Hi guys! Been sooooo busy this last two months! I went home to Hawaii for three weeks at the beginning of this year and I spent most of February getting ready to move from Bucheon into Sinchon. Now that I’m settled into my very (VERY) small gosiwon very near Yonsei University, I can finally get to updating this blog and making more youtube videos! Let me know if there’s ANYTHING you want to know about Korea and I’ll try and answer them to the best of my abilities!

Korean Gay Pride Parade 2013

I’m such a sucker for these sorts of events. I adore anything to do with Gay Pride and try to actively support LGBTQ communities whenever I can. This year was the first time I had the chance to go to a Gay Pride Parade IN MY LIFE. I cannot express how happy I was for the opportunity.

Despite being quite the affectionate sort (I have bared witness to many an ajusshi kiss), Koreans are steadfast in the notion that Homosexuality does not exist in Korea. Quite inaccurate considering the fact that I know a few Koreans who are openly gay.

It was quite heartening to see so many people at the Gay Pride. I heard from someone that they almost didn’t have it because of money issues, so I’m really happy that they were able to pull it off. I went alone, so I was quite hesitant to stop at the booths, but most were selling artwork and food and all sorts of rainbow goods for the attendees.

Not shocking is the rule against photographs. Most people who attend the Gay Pride in Seoul are still in the closet at home. Being caught in any picture would probably end in utter despair for them. Korea is far from accepting of an alternative lifestyle. Hell, even getting married at the wrong age would spell disaster for any Korean man or woman!

Purchasing a tag to be able to take pictures, I went around to the booths and discretely took some videos of their goods and watched the on stage performances with a great big smile on my face. I really am a sucker for gay pride.

The parade itself took us onto the main streets of Hongdae where we partied along with the floats, which were few and far between, but a lot of the parade goers just went with it all, walking down the street in a mob of glitter and rainbows: definitely one of the highlights of my life.
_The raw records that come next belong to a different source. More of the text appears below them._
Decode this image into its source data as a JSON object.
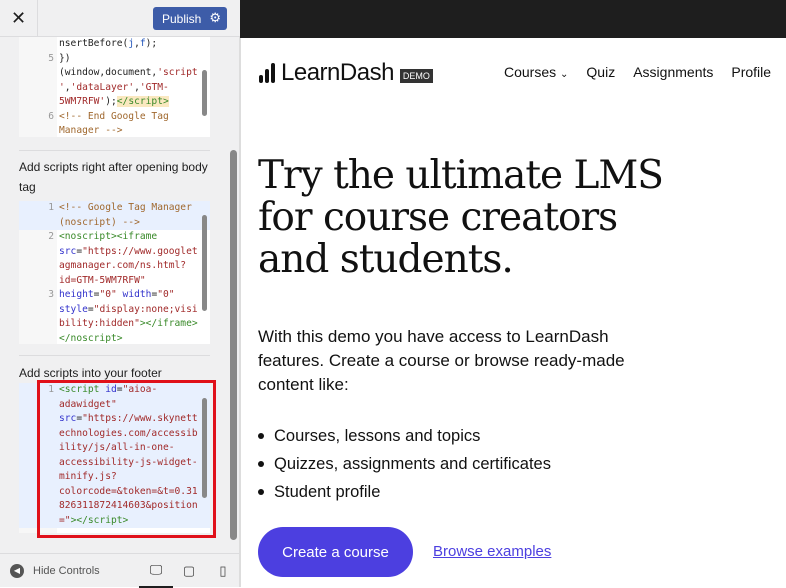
{
  "customizer": {
    "close_icon": "close-icon",
    "publish_label": "Publish",
    "sections": [
      {
        "label": ""
      },
      {
        "label": "Add scripts right after opening body tag"
      },
      {
        "label": "Add scripts into your footer"
      }
    ],
    "code_blocks": [
      {
        "rows": [
          {
            "ln": "",
            "hl": false,
            "t": [
              [
                "nsertBefore(",
                "df"
              ],
              [
                "j",
                "vr"
              ],
              [
                ",",
                "df"
              ],
              [
                "f",
                "vr"
              ],
              [
                ");",
                "df"
              ]
            ]
          },
          {
            "ln": "5",
            "hl": false,
            "t": [
              [
                "})",
                "df"
              ]
            ]
          },
          {
            "ln": "",
            "hl": false,
            "t": [
              [
                "(window,document,",
                "df"
              ],
              [
                "'script",
                "st"
              ]
            ]
          },
          {
            "ln": "",
            "hl": false,
            "t": [
              [
                "'",
                "st"
              ],
              [
                ",",
                "df"
              ],
              [
                "'dataLayer'",
                "st"
              ],
              [
                ",",
                "df"
              ],
              [
                "'GTM-",
                "st"
              ]
            ]
          },
          {
            "ln": "",
            "hl": false,
            "t": [
              [
                "5WM7RFW'",
                "st"
              ],
              [
                ");",
                "df"
              ],
              [
                "</script>",
                "mt"
              ]
            ]
          },
          {
            "ln": "6",
            "hl": false,
            "t": [
              [
                "<!-- End Google Tag",
                "cm"
              ]
            ]
          },
          {
            "ln": "",
            "hl": false,
            "t": [
              [
                "Manager -->",
                "cm"
              ]
            ]
          }
        ]
      },
      {
        "rows": [
          {
            "ln": "1",
            "hl": true,
            "t": [
              [
                "<!-- Google Tag Manager",
                "cm"
              ]
            ]
          },
          {
            "ln": "",
            "hl": true,
            "t": [
              [
                "(noscript) -->",
                "cm"
              ]
            ]
          },
          {
            "ln": "2",
            "hl": false,
            "t": [
              [
                "<noscript><iframe",
                "tg"
              ]
            ]
          },
          {
            "ln": "",
            "hl": false,
            "t": [
              [
                "src",
                "at"
              ],
              [
                "=",
                "df"
              ],
              [
                "\"https://www.googlet",
                "st"
              ]
            ]
          },
          {
            "ln": "",
            "hl": false,
            "t": [
              [
                "agmanager.com/ns.html?",
                "st"
              ]
            ]
          },
          {
            "ln": "",
            "hl": false,
            "t": [
              [
                "id=GTM-5WM7RFW\"",
                "st"
              ]
            ]
          },
          {
            "ln": "3",
            "hl": false,
            "t": [
              [
                "height",
                "at"
              ],
              [
                "=",
                "df"
              ],
              [
                "\"0\"",
                "st"
              ],
              [
                " ",
                "df"
              ],
              [
                "width",
                "at"
              ],
              [
                "=",
                "df"
              ],
              [
                "\"0\"",
                "st"
              ]
            ]
          },
          {
            "ln": "",
            "hl": false,
            "t": [
              [
                "style",
                "at"
              ],
              [
                "=",
                "df"
              ],
              [
                "\"display:none;visi",
                "st"
              ]
            ]
          },
          {
            "ln": "",
            "hl": false,
            "t": [
              [
                "bility:hidden\"",
                "st"
              ],
              [
                "></iframe>",
                "tg"
              ]
            ]
          },
          {
            "ln": "",
            "hl": false,
            "t": [
              [
                "</noscript>",
                "tg"
              ]
            ]
          }
        ]
      },
      {
        "rows": [
          {
            "ln": "1",
            "hl": true,
            "t": [
              [
                "<script ",
                "tg"
              ],
              [
                "id",
                "at"
              ],
              [
                "=",
                "df"
              ],
              [
                "\"aioa-",
                "st"
              ]
            ]
          },
          {
            "ln": "",
            "hl": true,
            "t": [
              [
                "adawidget\"",
                "st"
              ]
            ]
          },
          {
            "ln": "",
            "hl": true,
            "t": [
              [
                "src",
                "at"
              ],
              [
                "=",
                "df"
              ],
              [
                "\"https://www.skynett",
                "st"
              ]
            ]
          },
          {
            "ln": "",
            "hl": true,
            "t": [
              [
                "echnologies.com/accessib",
                "st"
              ]
            ]
          },
          {
            "ln": "",
            "hl": true,
            "t": [
              [
                "ility/js/all-in-one-",
                "st"
              ]
            ]
          },
          {
            "ln": "",
            "hl": true,
            "t": [
              [
                "accessibility-js-widget-",
                "st"
              ]
            ]
          },
          {
            "ln": "",
            "hl": true,
            "t": [
              [
                "minify.js?",
                "st"
              ]
            ]
          },
          {
            "ln": "",
            "hl": true,
            "t": [
              [
                "colorcode=&token=&t=0.31",
                "st"
              ]
            ]
          },
          {
            "ln": "",
            "hl": true,
            "t": [
              [
                "826311872414603&position",
                "st"
              ]
            ]
          },
          {
            "ln": "",
            "hl": true,
            "t": [
              [
                "=\"",
                "st"
              ],
              [
                "></script>",
                "tg"
              ]
            ]
          }
        ]
      }
    ],
    "hide_controls_label": "Hide Controls",
    "devices": [
      "desktop",
      "tablet",
      "mobile"
    ]
  },
  "site": {
    "logo_text": "LearnDash",
    "logo_badge": "DEMO",
    "nav": [
      "Courses",
      "Quiz",
      "Assignments",
      "Profile"
    ],
    "hero_title": "Try the ultimate LMS for course creators and students.",
    "intro": "With this demo you have access to LearnDash features. Create a course or browse ready-made content like:",
    "bullets": [
      "Courses, lessons and topics",
      "Quizzes, assignments and certificates",
      "Student profile"
    ],
    "cta_label": "Create a course",
    "link_label": "Browse examples",
    "accent": "#4c3fe0"
  }
}
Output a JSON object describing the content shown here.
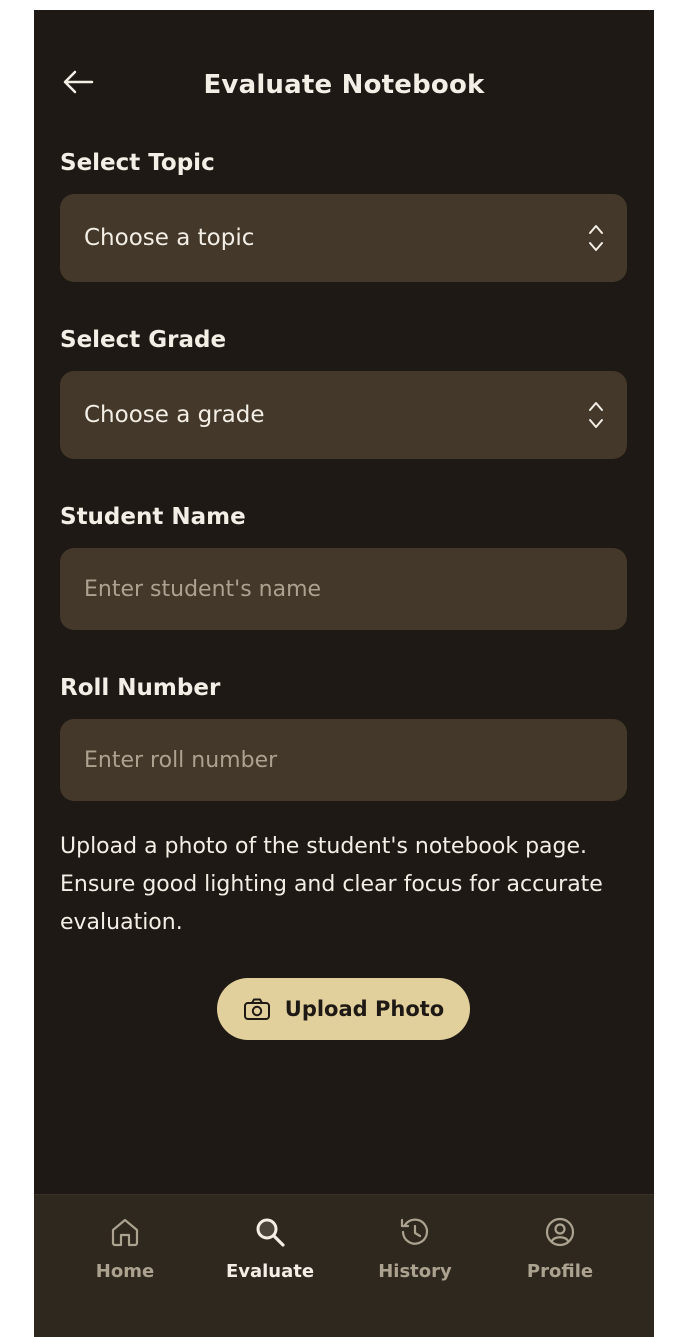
{
  "header": {
    "title": "Evaluate Notebook"
  },
  "form": {
    "topic": {
      "label": "Select Topic",
      "value": "Choose a topic"
    },
    "grade": {
      "label": "Select Grade",
      "value": "Choose a grade"
    },
    "student_name": {
      "label": "Student Name",
      "placeholder": "Enter student's name"
    },
    "roll_number": {
      "label": "Roll Number",
      "placeholder": "Enter roll number"
    }
  },
  "help_text": "Upload a photo of the student's notebook page. Ensure good lighting and clear focus for accurate evaluation.",
  "upload": {
    "label": "Upload Photo",
    "icon": "camera-icon"
  },
  "nav": {
    "items": [
      {
        "label": "Home",
        "icon": "home-icon",
        "active": false
      },
      {
        "label": "Evaluate",
        "icon": "search-icon",
        "active": true
      },
      {
        "label": "History",
        "icon": "history-icon",
        "active": false
      },
      {
        "label": "Profile",
        "icon": "profile-icon",
        "active": false
      }
    ]
  },
  "colors": {
    "background": "#1e1914",
    "field": "#433829",
    "accent": "#e2d09c",
    "text": "#f3eee6",
    "muted": "#aca290",
    "tabbar": "#2f281e"
  }
}
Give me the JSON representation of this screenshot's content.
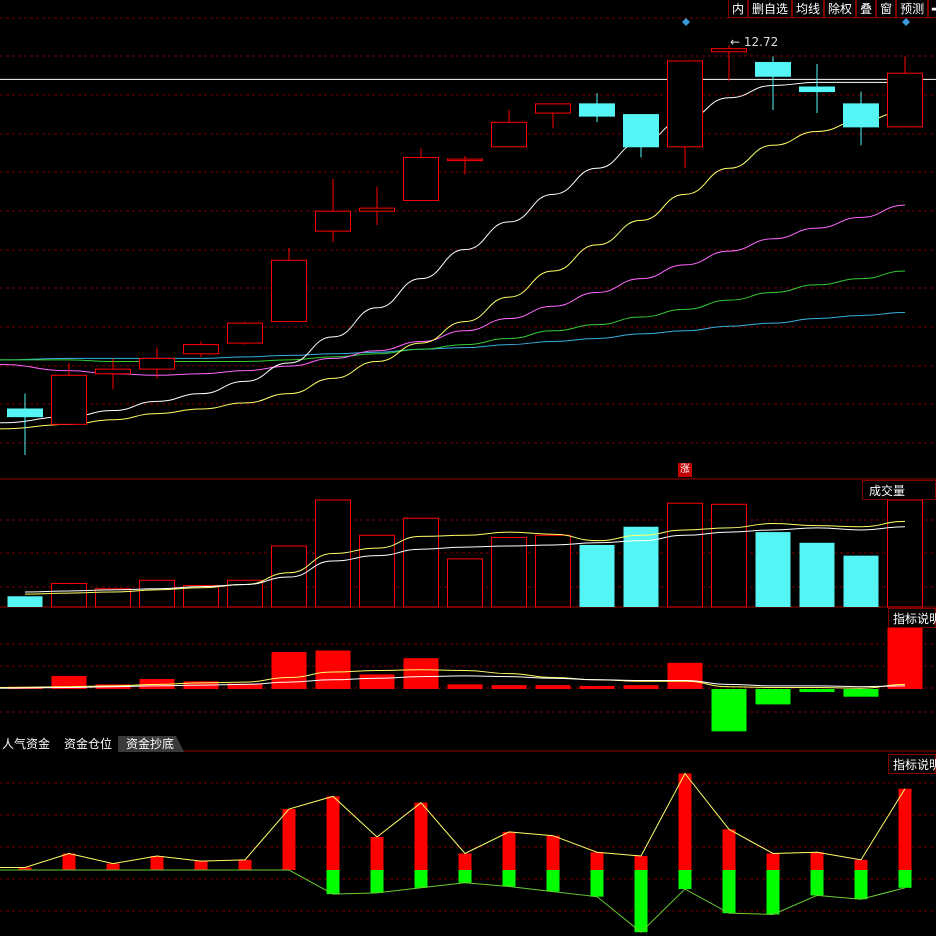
{
  "toolbar": {
    "items": [
      "内",
      "删自选",
      "均线",
      "除权",
      "叠",
      "窗",
      "预测",
      "➡"
    ]
  },
  "price_chart": {
    "max_label": "12.72",
    "max_arrow": "←",
    "candles_up_color": "#ff3030",
    "candles_down_color": "#55f5f5"
  },
  "volume_panel": {
    "title": "成交量",
    "zhang_label": "涨"
  },
  "indicator_panel_1": {
    "title": "指标说明"
  },
  "indicator_panel_2": {
    "title": "指标说明"
  },
  "tabs": [
    "人气资金",
    "资金仓位",
    "资金抄底"
  ],
  "colors": {
    "grid": "#7a0000",
    "ma5": "#ffffff",
    "ma10": "#ffff66",
    "ma20": "#ff66ff",
    "ma30": "#33cc33",
    "ma60": "#3ab0e0",
    "up": "#ff0000",
    "down": "#00ff00",
    "cyan": "#55f5f5"
  },
  "chart_data": {
    "type": "candlestick",
    "candles": [
      {
        "o": 10.35,
        "h": 10.45,
        "l": 10.05,
        "c": 10.3
      },
      {
        "o": 10.25,
        "h": 10.65,
        "l": 10.25,
        "c": 10.57
      },
      {
        "o": 10.58,
        "h": 10.68,
        "l": 10.48,
        "c": 10.61
      },
      {
        "o": 10.61,
        "h": 10.75,
        "l": 10.55,
        "c": 10.68
      },
      {
        "o": 10.71,
        "h": 10.79,
        "l": 10.69,
        "c": 10.77
      },
      {
        "o": 10.78,
        "h": 10.92,
        "l": 10.77,
        "c": 10.91
      },
      {
        "o": 10.92,
        "h": 11.4,
        "l": 10.92,
        "c": 11.32
      },
      {
        "o": 11.51,
        "h": 11.85,
        "l": 11.44,
        "c": 11.64
      },
      {
        "o": 11.64,
        "h": 11.8,
        "l": 11.55,
        "c": 11.66
      },
      {
        "o": 11.71,
        "h": 12.05,
        "l": 11.71,
        "c": 11.99
      },
      {
        "o": 11.97,
        "h": 12.0,
        "l": 11.88,
        "c": 11.98
      },
      {
        "o": 12.06,
        "h": 12.3,
        "l": 12.06,
        "c": 12.22
      },
      {
        "o": 12.28,
        "h": 12.33,
        "l": 12.18,
        "c": 12.34
      },
      {
        "o": 12.34,
        "h": 12.41,
        "l": 12.22,
        "c": 12.26
      },
      {
        "o": 12.27,
        "h": 12.27,
        "l": 11.99,
        "c": 12.06
      },
      {
        "o": 12.06,
        "h": 12.62,
        "l": 11.92,
        "c": 12.62
      },
      {
        "o": 12.68,
        "h": 12.72,
        "l": 12.49,
        "c": 12.7
      },
      {
        "o": 12.61,
        "h": 12.65,
        "l": 12.3,
        "c": 12.52
      },
      {
        "o": 12.45,
        "h": 12.6,
        "l": 12.28,
        "c": 12.42
      },
      {
        "o": 12.34,
        "h": 12.42,
        "l": 12.07,
        "c": 12.19
      },
      {
        "o": 12.19,
        "h": 12.65,
        "l": 12.19,
        "c": 12.54
      }
    ],
    "ma_white": [
      10.26,
      10.3,
      10.34,
      10.4,
      10.45,
      10.53,
      10.65,
      10.82,
      11.01,
      11.2,
      11.39,
      11.57,
      11.75,
      11.92,
      12.09,
      12.24,
      12.38,
      12.46,
      12.48,
      12.48,
      12.48
    ],
    "ma_yellow": [
      10.22,
      10.25,
      10.28,
      10.32,
      10.35,
      10.39,
      10.45,
      10.55,
      10.66,
      10.78,
      10.92,
      11.08,
      11.25,
      11.42,
      11.58,
      11.75,
      11.92,
      12.07,
      12.16,
      12.23,
      12.29
    ],
    "ma_magenta": [
      10.64,
      10.6,
      10.58,
      10.57,
      10.58,
      10.6,
      10.63,
      10.68,
      10.73,
      10.79,
      10.86,
      10.94,
      11.02,
      11.11,
      11.2,
      11.29,
      11.38,
      11.46,
      11.53,
      11.6,
      11.68
    ],
    "ma_green": [
      10.67,
      10.67,
      10.66,
      10.66,
      10.66,
      10.66,
      10.67,
      10.69,
      10.71,
      10.74,
      10.77,
      10.81,
      10.86,
      10.9,
      10.95,
      11.0,
      11.06,
      11.11,
      11.16,
      11.2,
      11.25
    ],
    "ma_blue": [
      10.67,
      10.68,
      10.68,
      10.68,
      10.68,
      10.69,
      10.7,
      10.71,
      10.72,
      10.74,
      10.75,
      10.77,
      10.79,
      10.81,
      10.84,
      10.86,
      10.89,
      10.91,
      10.94,
      10.96,
      10.98
    ],
    "hline": 12.5,
    "volume": [
      10,
      22,
      17,
      25,
      20,
      25,
      57,
      100,
      67,
      83,
      45,
      65,
      67,
      58,
      75,
      97,
      96,
      70,
      60,
      48,
      100
    ],
    "vol_ma_white": [
      14,
      15,
      16,
      17,
      19,
      21,
      28,
      43,
      48,
      54,
      56,
      57,
      58,
      60,
      62,
      67,
      70,
      72,
      74,
      72,
      75
    ],
    "vol_ma_yellow": [
      12,
      13,
      14,
      16,
      18,
      21,
      32,
      50,
      55,
      66,
      67,
      70,
      68,
      62,
      67,
      72,
      74,
      78,
      76,
      75,
      80
    ],
    "ind1": [
      0.3,
      1.7,
      0.6,
      1.3,
      1.0,
      0.7,
      4.8,
      5.0,
      1.9,
      4.0,
      0.6,
      0.5,
      0.5,
      0.4,
      0.5,
      3.4,
      -5.5,
      -2.0,
      -0.4,
      -1.0,
      8.0
    ],
    "ind1_yellow": [
      0.2,
      0.3,
      0.4,
      0.6,
      0.8,
      0.9,
      1.5,
      2.2,
      2.4,
      2.5,
      2.4,
      2.0,
      1.5,
      1.2,
      1.0,
      1.0,
      0.3,
      0.2,
      0.2,
      0.1,
      0.6
    ],
    "ind1_white": [
      0.1,
      0.2,
      0.3,
      0.4,
      0.5,
      0.6,
      0.9,
      1.2,
      1.4,
      1.6,
      1.7,
      1.6,
      1.4,
      1.2,
      1.1,
      1.1,
      0.6,
      0.4,
      0.4,
      0.3,
      0.4
    ],
    "ind2_pos": [
      0.2,
      1.3,
      0.5,
      1.1,
      0.7,
      0.8,
      4.8,
      5.8,
      2.6,
      5.3,
      1.3,
      3.0,
      2.7,
      1.4,
      1.1,
      7.6,
      3.2,
      1.3,
      1.4,
      0.8,
      6.4
    ],
    "ind2_neg": [
      0,
      0,
      0,
      0,
      0,
      0,
      0,
      -1.9,
      -1.8,
      -1.4,
      -1.0,
      -1.3,
      -1.7,
      -2.1,
      -4.9,
      -1.5,
      -3.4,
      -3.5,
      -2.0,
      -2.3,
      -1.4
    ]
  }
}
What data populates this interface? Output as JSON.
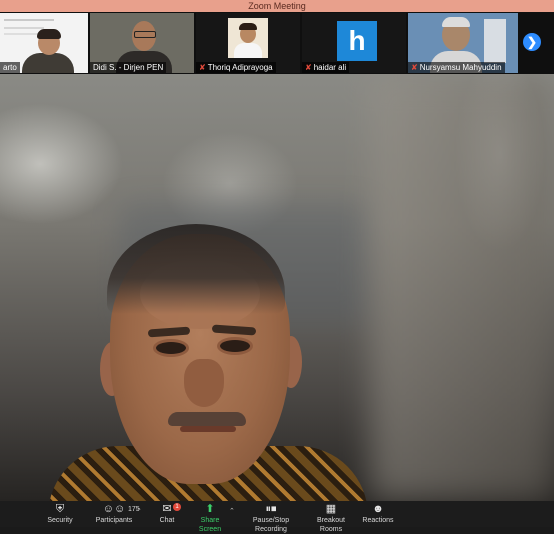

I’m so glad I went this year and I’m definitely marking my calendar for next year!